Asked if he is nervous about the swim, Dixon McGowan gave a thoughtful, honest reply. “A little bit…I don’t want to lose the group [during his portion of the relay swim], but swimming? I like swimming outdoors… in the ocean.”
Ben Vanlierop hesitantly admitted “I’m not sure if I can do this or not. My body is just not that used as much to the cold water. Sometimes it can be too much for me.”
But Ben is facing that fear, adding that he will finish his leg of the swim “little bit by little bit.”
Susan took the Spirit Orcas to IMAX recently, to watch the Great Bear Rainforest.
“Seeing the movie helped,” says Susan, “because now they can visualize where they’re going to go.”
“I’ve never been up there,” says Cheyenne Furlong Goos, “so I’m really excited to see the different place!”
Aly White loved seeing the movie and is also excited about traveling to the Great Bear Rainforest.
“I want to take a bear home!” she announced with a smile.
When the Spirit Orcas aren’t in the pool training, they’re busy fundraising, as the team must raise all the money for this swim themselves.

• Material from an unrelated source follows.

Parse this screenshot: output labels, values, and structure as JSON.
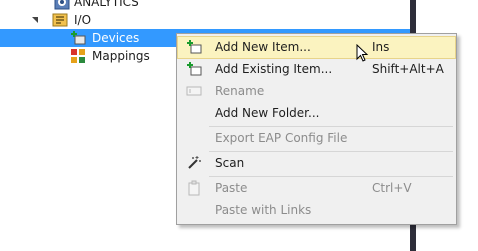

“We’ve got to pay for the ferry there and back,” says Susan, “for a portion of our lodging, we need to pay for all the safety boats, and all of our food while we’re there.”
The team raised $2000 through a Swim-A-Thon at Crystal Pool in early February.
“We’re going to do a carwash, and a bake sale, and a garage sale and all that kind of stuff,” says Ben Vanlierop, listing some of the upcoming fundraisers.
“There’s a lot of life lessons in the swim,” says Coach Susan proudly.
“It’s way bigger than ‘the swim’. I think the biggest part of it is about community, and supporting one another, and the importance of that. They’re all really seeing how important it is to help one another through this.”